from The American Heritage® Dictionary of the English Language, 5th Edition.

  • noun A poisonous secretion of an animal, such as a snake, spider, or scorpion, usually transmitted to prey or to attackers by a bite or sting.
  • noun Malice; spite.

from The Century Dictionary.

  • To envenom; infect with poison.
  • To become as if infected with venom.
  • noun Poison in general: now an archaic use.
  • noun The poisonous fluid secreted by some animals in a state of health, as a means of offense and defense, and introduced into the bodies of their victims by biting, as in the case of many serpents, or stinging, as in the ease of scorpions, etc.
  • noun Something that blights, cankers, or embitters; injurious influence; hence, spite; malice; malignity; virulency.
  • noun Coloring material; dye.
  • Envenomed; venomous; poisonous.

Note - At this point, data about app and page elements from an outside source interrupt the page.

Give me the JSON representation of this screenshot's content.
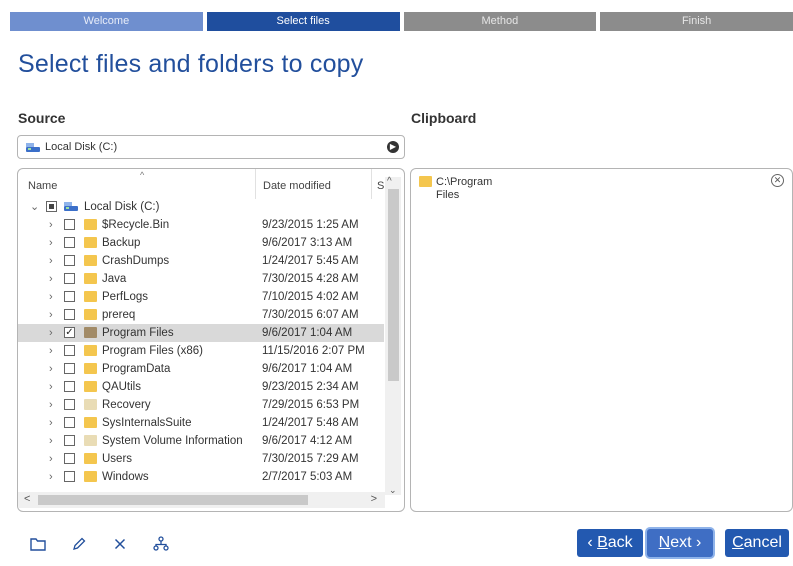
{
  "steps": [
    {
      "label": "Welcome",
      "state": "done"
    },
    {
      "label": "Select files",
      "state": "active"
    },
    {
      "label": "Method",
      "state": "todo"
    },
    {
      "label": "Finish",
      "state": "todo"
    }
  ],
  "title": "Select files and folders to copy",
  "source": {
    "label": "Source",
    "selected_drive": "Local Disk (C:)",
    "columns": {
      "name": "Name",
      "date": "Date modified",
      "size": "S"
    },
    "root": {
      "name": "Local Disk (C:)",
      "check": "partial"
    },
    "items": [
      {
        "name": "$Recycle.Bin",
        "date": "9/23/2015 1:25 AM",
        "checked": false,
        "selected": false,
        "folder_style": "normal"
      },
      {
        "name": "Backup",
        "date": "9/6/2017 3:13 AM",
        "checked": false,
        "selected": false,
        "folder_style": "normal"
      },
      {
        "name": "CrashDumps",
        "date": "1/24/2017 5:45 AM",
        "checked": false,
        "selected": false,
        "folder_style": "normal"
      },
      {
        "name": "Java",
        "date": "7/30/2015 4:28 AM",
        "checked": false,
        "selected": false,
        "folder_style": "normal"
      },
      {
        "name": "PerfLogs",
        "date": "7/10/2015 4:02 AM",
        "checked": false,
        "selected": false,
        "folder_style": "normal"
      },
      {
        "name": "prereq",
        "date": "7/30/2015 6:07 AM",
        "checked": false,
        "selected": false,
        "folder_style": "normal"
      },
      {
        "name": "Program Files",
        "date": "9/6/2017 1:04 AM",
        "checked": true,
        "selected": true,
        "folder_style": "selected"
      },
      {
        "name": "Program Files (x86)",
        "date": "11/15/2016 2:07 PM",
        "checked": false,
        "selected": false,
        "folder_style": "normal"
      },
      {
        "name": "ProgramData",
        "date": "9/6/2017 1:04 AM",
        "checked": false,
        "selected": false,
        "folder_style": "normal"
      },
      {
        "name": "QAUtils",
        "date": "9/23/2015 2:34 AM",
        "checked": false,
        "selected": false,
        "folder_style": "normal"
      },
      {
        "name": "Recovery",
        "date": "7/29/2015 6:53 PM",
        "checked": false,
        "selected": false,
        "folder_style": "gray"
      },
      {
        "name": "SysInternalsSuite",
        "date": "1/24/2017 5:48 AM",
        "checked": false,
        "selected": false,
        "folder_style": "normal"
      },
      {
        "name": "System Volume Information",
        "date": "9/6/2017 4:12 AM",
        "checked": false,
        "selected": false,
        "folder_style": "gray"
      },
      {
        "name": "Users",
        "date": "7/30/2015 7:29 AM",
        "checked": false,
        "selected": false,
        "folder_style": "normal"
      },
      {
        "name": "Windows",
        "date": "2/7/2017 5:03 AM",
        "checked": false,
        "selected": false,
        "folder_style": "normal"
      }
    ]
  },
  "clipboard": {
    "label": "Clipboard",
    "items": [
      {
        "path": "C:\\Program Files"
      }
    ]
  },
  "toolbar": {
    "icons": [
      "folder-icon",
      "pencil-icon",
      "close-icon",
      "network-icon"
    ]
  },
  "buttons": {
    "back_key": "B",
    "back_rest": "ack",
    "back_prefix": "‹ ",
    "next_key": "N",
    "next_rest": "ext",
    "next_suffix": " ›",
    "cancel_key": "C",
    "cancel_rest": "ancel"
  },
  "colors": {
    "accent": "#224f9c",
    "step_active": "#1f4e9e",
    "step_done": "#6f8fcf",
    "step_todo": "#8c8c8c",
    "button": "#2359b0"
  }
}
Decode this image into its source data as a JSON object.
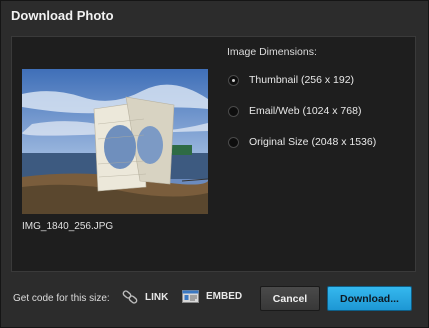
{
  "dialog": {
    "title": "Download Photo"
  },
  "photo": {
    "filename": "IMG_1840_256.JPG"
  },
  "dimensions": {
    "label": "Image Dimensions:",
    "options": [
      {
        "label": "Thumbnail (256 x 192)",
        "checked": true
      },
      {
        "label": "Email/Web (1024 x 768)",
        "checked": false
      },
      {
        "label": "Original Size (2048 x 1536)",
        "checked": false
      }
    ]
  },
  "footer": {
    "get_code_label": "Get code for this size:",
    "link_label": "LINK",
    "embed_label": "EMBED",
    "cancel_label": "Cancel",
    "download_label": "Download..."
  },
  "colors": {
    "accent": "#2aa8e3",
    "background": "#2c2c2c",
    "panel": "#1e1e1e"
  }
}
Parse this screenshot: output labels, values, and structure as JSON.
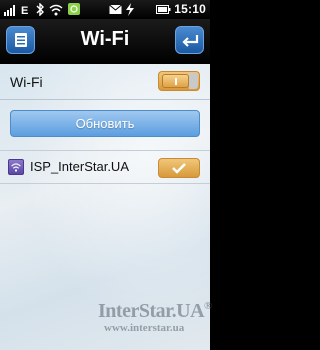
{
  "status_bar": {
    "time": "15:10",
    "icons": [
      "signal-icon",
      "e-data-icon",
      "bluetooth-icon",
      "wifi-signal-icon",
      "gps-icon",
      "message-icon",
      "battery-icon"
    ]
  },
  "header": {
    "title": "Wi-Fi",
    "menu_icon": "menu-icon",
    "back_icon": "back-arrow-icon"
  },
  "wifi_setting": {
    "label": "Wi-Fi",
    "state": "on"
  },
  "refresh_button": {
    "label": "Обновить"
  },
  "networks": [
    {
      "name": "ISP_InterStar.UA",
      "connected": true
    }
  ],
  "watermark": {
    "brand": "InterStar.UA",
    "registered": "®",
    "url": "www.interstar.ua"
  },
  "colors": {
    "accent_blue": "#5c9ee0",
    "toggle_orange": "#d8993a",
    "background": "#dfe8ee"
  }
}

from the GNU version of the Collaborative International Dictionary of English.

  • transitive verb rare To infect with venom; to envenom; to poison.
  • noun Matter fatal or injurious to life; poison; particularly, the poisonous matter which certain animals, such as serpents, scorpions, bees, etc., secrete in a state of health, and communicate by biting or stinging.
  • noun Spite; malice; malignity; evil quality.

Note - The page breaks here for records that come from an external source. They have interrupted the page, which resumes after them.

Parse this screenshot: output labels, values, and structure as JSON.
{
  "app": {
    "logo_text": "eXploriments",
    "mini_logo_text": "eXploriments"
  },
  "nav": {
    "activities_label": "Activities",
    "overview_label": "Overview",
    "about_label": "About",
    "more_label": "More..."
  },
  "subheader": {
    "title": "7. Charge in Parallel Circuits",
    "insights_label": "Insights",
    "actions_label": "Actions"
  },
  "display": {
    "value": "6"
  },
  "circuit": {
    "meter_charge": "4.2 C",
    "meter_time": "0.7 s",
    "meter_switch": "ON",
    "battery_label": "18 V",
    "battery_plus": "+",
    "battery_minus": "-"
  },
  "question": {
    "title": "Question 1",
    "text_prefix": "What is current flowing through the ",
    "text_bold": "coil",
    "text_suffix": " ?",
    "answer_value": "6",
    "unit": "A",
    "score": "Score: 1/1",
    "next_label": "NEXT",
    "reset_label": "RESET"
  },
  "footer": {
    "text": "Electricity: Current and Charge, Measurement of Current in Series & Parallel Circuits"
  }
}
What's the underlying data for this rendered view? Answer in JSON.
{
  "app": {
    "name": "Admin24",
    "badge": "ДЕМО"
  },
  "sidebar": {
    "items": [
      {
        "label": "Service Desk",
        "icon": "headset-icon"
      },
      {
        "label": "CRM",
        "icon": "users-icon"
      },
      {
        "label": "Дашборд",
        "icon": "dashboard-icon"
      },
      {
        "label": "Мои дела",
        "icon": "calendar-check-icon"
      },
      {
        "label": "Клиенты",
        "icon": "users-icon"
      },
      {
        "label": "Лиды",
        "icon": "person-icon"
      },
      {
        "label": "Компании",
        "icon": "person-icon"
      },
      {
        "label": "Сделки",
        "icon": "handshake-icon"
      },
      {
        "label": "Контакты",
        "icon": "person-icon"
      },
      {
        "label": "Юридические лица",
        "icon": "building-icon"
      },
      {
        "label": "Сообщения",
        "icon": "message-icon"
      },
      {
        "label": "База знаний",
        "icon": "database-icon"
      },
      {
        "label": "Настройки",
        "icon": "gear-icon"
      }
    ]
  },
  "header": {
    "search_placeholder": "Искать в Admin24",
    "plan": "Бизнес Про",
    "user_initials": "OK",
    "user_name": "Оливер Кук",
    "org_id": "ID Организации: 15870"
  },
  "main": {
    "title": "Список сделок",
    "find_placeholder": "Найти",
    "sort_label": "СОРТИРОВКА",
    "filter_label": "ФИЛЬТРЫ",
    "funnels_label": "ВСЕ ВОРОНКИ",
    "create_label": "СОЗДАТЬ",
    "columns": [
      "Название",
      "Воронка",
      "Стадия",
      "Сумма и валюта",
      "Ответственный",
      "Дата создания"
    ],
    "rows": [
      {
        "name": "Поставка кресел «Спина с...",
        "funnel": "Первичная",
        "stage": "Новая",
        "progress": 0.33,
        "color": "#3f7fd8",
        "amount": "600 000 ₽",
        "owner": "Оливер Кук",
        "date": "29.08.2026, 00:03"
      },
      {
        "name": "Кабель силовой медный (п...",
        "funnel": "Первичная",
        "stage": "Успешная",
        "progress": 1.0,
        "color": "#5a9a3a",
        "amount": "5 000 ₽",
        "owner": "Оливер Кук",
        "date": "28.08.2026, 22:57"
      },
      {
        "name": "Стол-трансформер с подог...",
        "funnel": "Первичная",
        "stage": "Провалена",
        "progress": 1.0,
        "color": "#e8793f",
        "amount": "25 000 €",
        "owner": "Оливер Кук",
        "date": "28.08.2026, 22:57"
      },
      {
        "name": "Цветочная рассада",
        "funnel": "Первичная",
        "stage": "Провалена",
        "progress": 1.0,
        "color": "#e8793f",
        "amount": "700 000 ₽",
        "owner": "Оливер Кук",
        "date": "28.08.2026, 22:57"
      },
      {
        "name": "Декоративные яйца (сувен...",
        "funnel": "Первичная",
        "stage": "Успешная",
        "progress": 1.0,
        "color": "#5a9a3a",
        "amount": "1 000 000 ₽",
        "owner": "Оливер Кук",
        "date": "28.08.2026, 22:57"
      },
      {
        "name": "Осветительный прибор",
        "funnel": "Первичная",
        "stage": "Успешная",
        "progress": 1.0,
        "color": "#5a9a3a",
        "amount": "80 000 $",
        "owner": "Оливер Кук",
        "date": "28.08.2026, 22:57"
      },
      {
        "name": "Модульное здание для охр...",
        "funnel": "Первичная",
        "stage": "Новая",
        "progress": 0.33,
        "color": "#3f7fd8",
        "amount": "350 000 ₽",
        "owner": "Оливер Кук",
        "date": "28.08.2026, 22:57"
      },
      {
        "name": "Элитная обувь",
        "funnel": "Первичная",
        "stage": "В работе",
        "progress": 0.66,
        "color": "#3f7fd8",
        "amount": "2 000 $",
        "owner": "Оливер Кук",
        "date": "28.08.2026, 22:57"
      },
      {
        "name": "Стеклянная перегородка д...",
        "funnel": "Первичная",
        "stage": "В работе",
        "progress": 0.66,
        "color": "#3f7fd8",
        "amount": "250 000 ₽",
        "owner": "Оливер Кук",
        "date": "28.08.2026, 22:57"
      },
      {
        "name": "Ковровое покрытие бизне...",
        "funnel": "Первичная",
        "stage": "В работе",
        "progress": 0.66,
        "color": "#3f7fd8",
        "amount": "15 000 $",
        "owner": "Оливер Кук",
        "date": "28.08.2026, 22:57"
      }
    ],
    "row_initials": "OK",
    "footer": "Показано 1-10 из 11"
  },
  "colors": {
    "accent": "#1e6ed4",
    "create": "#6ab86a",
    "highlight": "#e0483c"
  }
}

from Wiktionary, Creative Commons Attribution/Share-Alike License.

  • noun A poison wielded by an animal, usually injected into an enemy or prey by biting or stinging; atter.
  • noun figuratively Feeling or speech marked by spite or malice.
  • verb To infect with venom; to envenom; to poison.

from WordNet 3.0 Copyright 2006 by Princeton University. All rights reserved.

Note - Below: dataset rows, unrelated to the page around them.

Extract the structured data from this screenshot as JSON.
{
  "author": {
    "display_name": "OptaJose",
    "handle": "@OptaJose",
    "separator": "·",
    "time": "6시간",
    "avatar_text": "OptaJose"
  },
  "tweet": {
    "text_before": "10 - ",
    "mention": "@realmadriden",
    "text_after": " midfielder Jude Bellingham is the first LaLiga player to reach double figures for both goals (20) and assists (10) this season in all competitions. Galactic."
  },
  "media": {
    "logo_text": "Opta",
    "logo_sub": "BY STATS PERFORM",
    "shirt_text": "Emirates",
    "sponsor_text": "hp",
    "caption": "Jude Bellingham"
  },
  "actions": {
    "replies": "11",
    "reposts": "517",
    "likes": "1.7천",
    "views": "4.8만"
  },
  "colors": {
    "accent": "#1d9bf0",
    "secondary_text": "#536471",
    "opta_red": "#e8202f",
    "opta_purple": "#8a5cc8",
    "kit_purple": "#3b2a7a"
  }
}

  • noun toxin secreted by animals; secreted by certain snakes and poisonous insects (e.g., spiders and scorpions)
  • noun feeling a need to see others suffer

Etymologies

from The American Heritage® Dictionary of the English Language, 4th Edition

[Middle English venim, from Old French, from Vulgar Latin *venīmen, from Latin venēnum, poison; see wen- in Indo-European roots.]

from Wiktionary, Creative Commons Attribution/Share-Alike License

From Anglo-Norman, from Old French venim, from Vulgar Latin *venimem, from Latin venenum.

Examples

  • Catty - I suspect your venom is a smokescreen hiding your desire for the man.

    Cheeseburger Gothic » A Christmas card from the Playboy Mansion.

  • There was also the huge open not yet built gap in the wall directly behind venom when it detonated which was on the opposite side of the building as the huge crowd watching the final battle. am i the only one to notice this crap? venom is not dead. maybe eddie but not the symbiote. and "venom" doesnt necessarily need to be eddie im spent ruiner on Mar 19, 2009

    Bring On Venom! Sony Moving Forward With Venom Spin-Off! « FirstShowing.net

  • The insect inserts the stinger into the skin and a venom is released into the surrounding tissue.

    Sting Things

  • But whether she got the venom from a snake directly - because then you start to argue, because two of her maids killed themselves, as well.

    The True Story Of 'Antony And Cleopatra'

  • This was accomplished by injecting separate flocks of sheep with venom from the following North American venomous snakes: Crotalus Atrox (Western Diamondback rattlesnake), Crotalus Adamanteus (Eastern Diamondback rattlesnake), Crotalus Scutulalus (Mojave rattlesnake) and Agkistrodon Picvorus (Cottonmouth or Water Moccasin).

    Crotalidae Polyvalent Immune Fab (Ovine)

  • But venom is still venom no matter what kind of pretty packaging you put it in.

    No, Thanks

  • But whether she got the venom from a snake directly - because then you start to argue, because two of her maids killed themselves, as well.

    The True Story Of 'Antony And Cleopatra'

  • But whether she got the venom from a snake directly - because then you start to argue, because two of her maids killed themselves, as well.

    The True Story Of 'Antony And Cleopatra'

  • But whether she got the venom from a snake directly - because then you start to argue, because two of her maids killed themselves, as well.

    The True Story Of 'Antony And Cleopatra'

  • But whether she got the venom from a snake directly - because then you start to argue, because two of her maids killed themselves, as well.

    The True Story Of 'Antony And Cleopatra'

Comments

New comments are temporarily disabled while we update our database.

  • "She has shed her skin to become one of the most feared warriors in Gladiator Arena. She stalks her prey with caution and strikes when it is least expected. Any opponent that faces her had better come prepared because there is no known antidote for Venom, who is lethal in any dose."

    (Official biography on the NBC American Gladiators website)

    September 6, 2008